Excerpts from a dataset:

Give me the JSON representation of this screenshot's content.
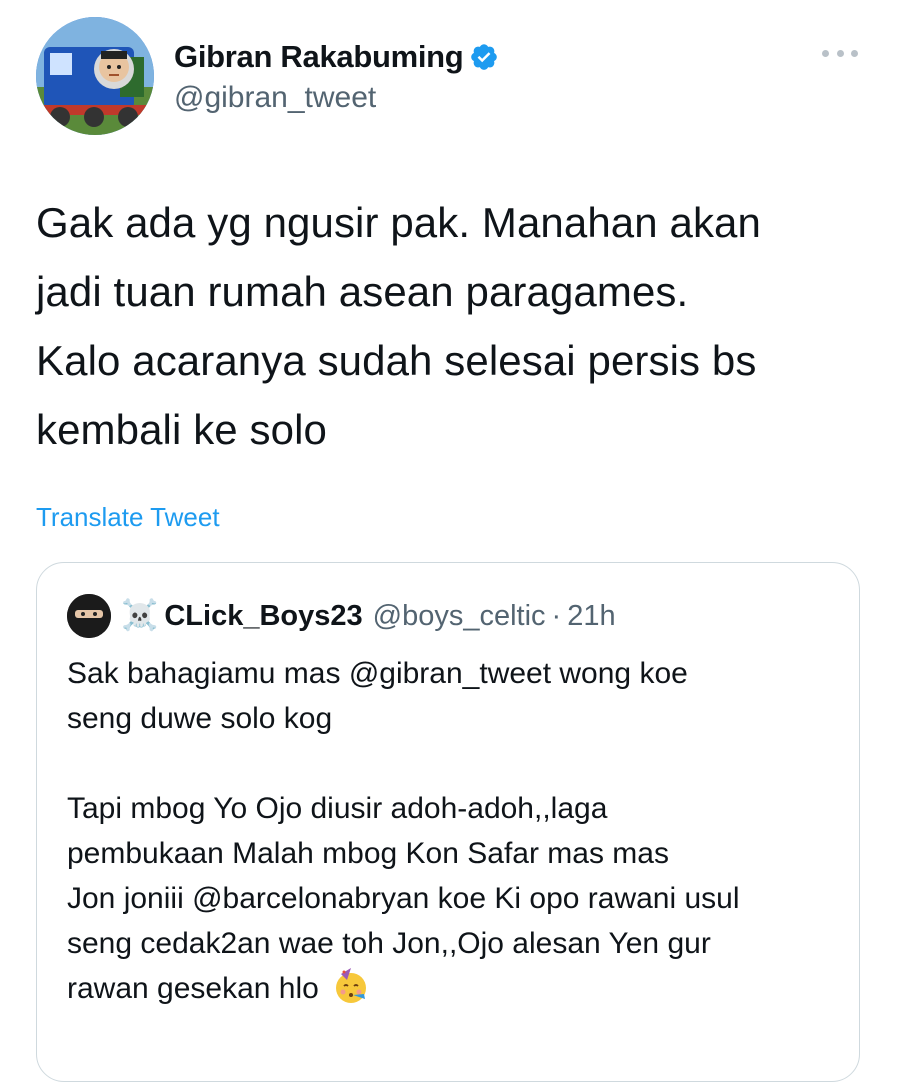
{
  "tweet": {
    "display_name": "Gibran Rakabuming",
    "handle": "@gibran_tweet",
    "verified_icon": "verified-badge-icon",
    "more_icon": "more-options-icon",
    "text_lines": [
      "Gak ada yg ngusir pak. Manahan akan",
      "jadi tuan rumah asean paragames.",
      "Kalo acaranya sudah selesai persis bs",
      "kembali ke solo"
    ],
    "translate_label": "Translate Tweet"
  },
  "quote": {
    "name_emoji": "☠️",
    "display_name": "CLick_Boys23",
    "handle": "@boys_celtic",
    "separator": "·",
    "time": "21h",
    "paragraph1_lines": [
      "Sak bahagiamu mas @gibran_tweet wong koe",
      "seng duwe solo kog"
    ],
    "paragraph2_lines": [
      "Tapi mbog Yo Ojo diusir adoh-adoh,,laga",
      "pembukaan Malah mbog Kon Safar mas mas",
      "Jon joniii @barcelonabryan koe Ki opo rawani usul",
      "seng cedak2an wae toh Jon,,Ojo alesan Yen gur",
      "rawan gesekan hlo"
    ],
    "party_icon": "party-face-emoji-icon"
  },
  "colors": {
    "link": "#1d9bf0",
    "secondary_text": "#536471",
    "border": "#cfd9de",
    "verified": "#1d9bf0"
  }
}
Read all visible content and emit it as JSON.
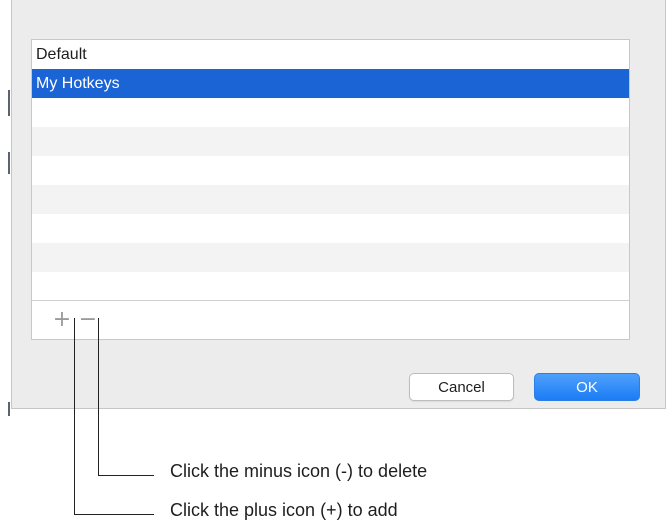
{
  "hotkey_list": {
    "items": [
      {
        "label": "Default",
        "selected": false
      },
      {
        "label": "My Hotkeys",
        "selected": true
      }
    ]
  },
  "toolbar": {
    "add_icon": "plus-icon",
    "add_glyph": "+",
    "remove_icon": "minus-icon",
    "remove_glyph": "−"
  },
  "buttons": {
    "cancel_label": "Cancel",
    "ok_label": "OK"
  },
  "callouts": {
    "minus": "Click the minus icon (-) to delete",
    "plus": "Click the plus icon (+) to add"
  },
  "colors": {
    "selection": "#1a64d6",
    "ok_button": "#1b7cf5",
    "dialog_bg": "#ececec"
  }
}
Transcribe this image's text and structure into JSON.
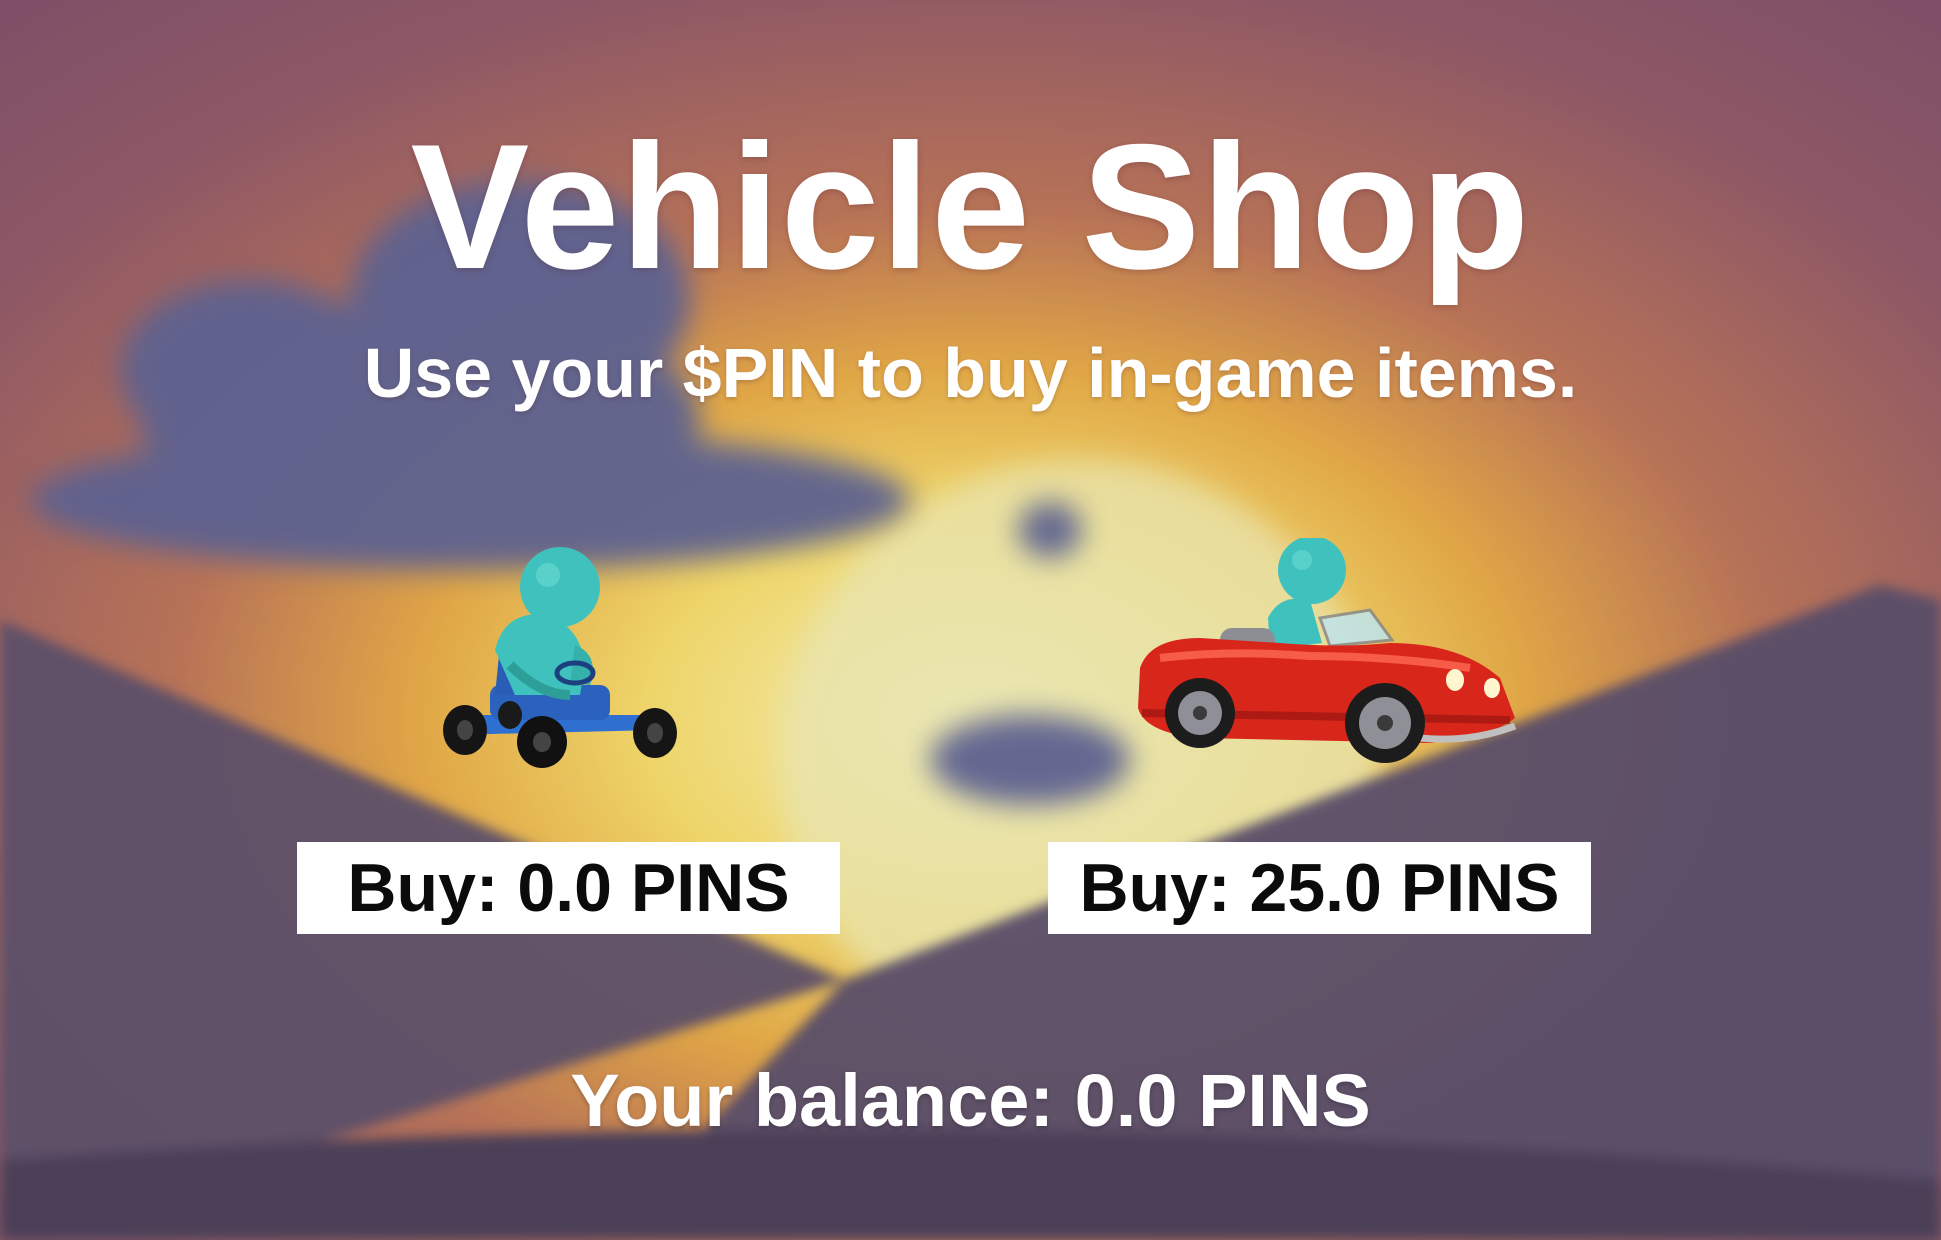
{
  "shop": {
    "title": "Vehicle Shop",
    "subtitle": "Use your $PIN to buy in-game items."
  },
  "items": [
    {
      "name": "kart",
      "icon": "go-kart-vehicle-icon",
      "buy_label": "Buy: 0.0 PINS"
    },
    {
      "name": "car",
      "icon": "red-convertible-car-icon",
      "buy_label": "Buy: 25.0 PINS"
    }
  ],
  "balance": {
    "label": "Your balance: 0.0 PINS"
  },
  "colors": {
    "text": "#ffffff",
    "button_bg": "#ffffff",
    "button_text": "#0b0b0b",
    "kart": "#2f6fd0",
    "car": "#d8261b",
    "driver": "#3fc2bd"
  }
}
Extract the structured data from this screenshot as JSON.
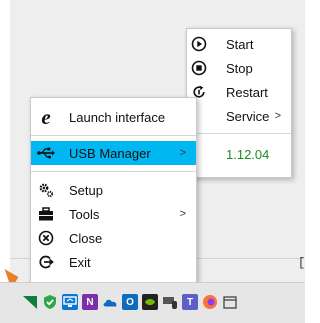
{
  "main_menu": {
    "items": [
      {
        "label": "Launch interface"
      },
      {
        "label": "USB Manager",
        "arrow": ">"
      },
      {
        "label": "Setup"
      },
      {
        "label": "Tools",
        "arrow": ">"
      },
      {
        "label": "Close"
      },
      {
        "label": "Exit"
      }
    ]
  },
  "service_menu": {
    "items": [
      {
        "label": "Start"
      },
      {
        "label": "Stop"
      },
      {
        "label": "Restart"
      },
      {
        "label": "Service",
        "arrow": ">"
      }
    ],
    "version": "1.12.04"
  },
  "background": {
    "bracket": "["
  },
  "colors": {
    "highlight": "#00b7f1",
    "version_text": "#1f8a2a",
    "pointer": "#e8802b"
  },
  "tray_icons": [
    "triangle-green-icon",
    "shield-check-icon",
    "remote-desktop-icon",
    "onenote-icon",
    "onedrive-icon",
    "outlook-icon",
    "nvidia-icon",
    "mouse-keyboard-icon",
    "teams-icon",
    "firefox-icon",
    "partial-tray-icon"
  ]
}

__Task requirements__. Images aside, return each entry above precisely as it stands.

__Written reply__.
Give me the JSON representation of this screenshot's content.
{
  "tweet": {
    "display_name": "Gibran Rakabuming",
    "handle": "@gibran_tweet",
    "verified_icon": "verified-badge-icon",
    "more_icon": "more-options-icon",
    "text_lines": [
      "Gak ada yg ngusir pak. Manahan akan",
      "jadi tuan rumah asean paragames.",
      "Kalo acaranya sudah selesai persis bs",
      "kembali ke solo"
    ],
    "translate_label": "Translate Tweet"
  },
  "quote": {
    "name_emoji": "☠️",
    "display_name": "CLick_Boys23",
    "handle": "@boys_celtic",
    "separator": "·",
    "time": "21h",
    "paragraph1_lines": [
      "Sak bahagiamu mas @gibran_tweet wong koe",
      "seng duwe solo kog"
    ],
    "paragraph2_lines": [
      "Tapi mbog Yo Ojo diusir adoh-adoh,,laga",
      "pembukaan Malah mbog Kon Safar mas mas",
      "Jon joniii @barcelonabryan koe Ki opo rawani usul",
      "seng cedak2an wae toh Jon,,Ojo alesan Yen gur",
      "rawan gesekan hlo"
    ],
    "party_icon": "party-face-emoji-icon"
  },
  "colors": {
    "link": "#1d9bf0",
    "secondary_text": "#536471",
    "border": "#cfd9de",
    "verified": "#1d9bf0"
  }
}
Read all visible content and emit it as JSON.
{
  "hotkey_list": {
    "items": [
      {
        "label": "Default",
        "selected": false
      },
      {
        "label": "My Hotkeys",
        "selected": true
      }
    ]
  },
  "toolbar": {
    "add_icon": "plus-icon",
    "add_glyph": "+",
    "remove_icon": "minus-icon",
    "remove_glyph": "−"
  },
  "buttons": {
    "cancel_label": "Cancel",
    "ok_label": "OK"
  },
  "callouts": {
    "minus": "Click the minus icon (-) to delete",
    "plus": "Click the plus icon (+) to add"
  },
  "colors": {
    "selection": "#1a64d6",
    "ok_button": "#1b7cf5",
    "dialog_bg": "#ececec"
  }
}
Transcribe this image's text and structure into JSON.
{
  "shop": {
    "title": "Vehicle Shop",
    "subtitle": "Use your $PIN to buy in-game items."
  },
  "items": [
    {
      "name": "kart",
      "icon": "go-kart-vehicle-icon",
      "buy_label": "Buy: 0.0 PINS"
    },
    {
      "name": "car",
      "icon": "red-convertible-car-icon",
      "buy_label": "Buy: 25.0 PINS"
    }
  ],
  "balance": {
    "label": "Your balance: 0.0 PINS"
  },
  "colors": {
    "text": "#ffffff",
    "button_bg": "#ffffff",
    "button_text": "#0b0b0b",
    "kart": "#2f6fd0",
    "car": "#d8261b",
    "driver": "#3fc2bd"
  }
}
Extract the structured data from this screenshot as JSON.
{
  "main_menu": {
    "items": [
      {
        "label": "Launch interface"
      },
      {
        "label": "USB Manager",
        "arrow": ">"
      },
      {
        "label": "Setup"
      },
      {
        "label": "Tools",
        "arrow": ">"
      },
      {
        "label": "Close"
      },
      {
        "label": "Exit"
      }
    ]
  },
  "service_menu": {
    "items": [
      {
        "label": "Start"
      },
      {
        "label": "Stop"
      },
      {
        "label": "Restart"
      },
      {
        "label": "Service",
        "arrow": ">"
      }
    ],
    "version": "1.12.04"
  },
  "background": {
    "bracket": "["
  },
  "colors": {
    "highlight": "#00b7f1",
    "version_text": "#1f8a2a",
    "pointer": "#e8802b"
  },
  "tray_icons": [
    "triangle-green-icon",
    "shield-check-icon",
    "remote-desktop-icon",
    "onenote-icon",
    "onedrive-icon",
    "outlook-icon",
    "nvidia-icon",
    "mouse-keyboard-icon",
    "teams-icon",
    "firefox-icon",
    "partial-tray-icon"
  ]
}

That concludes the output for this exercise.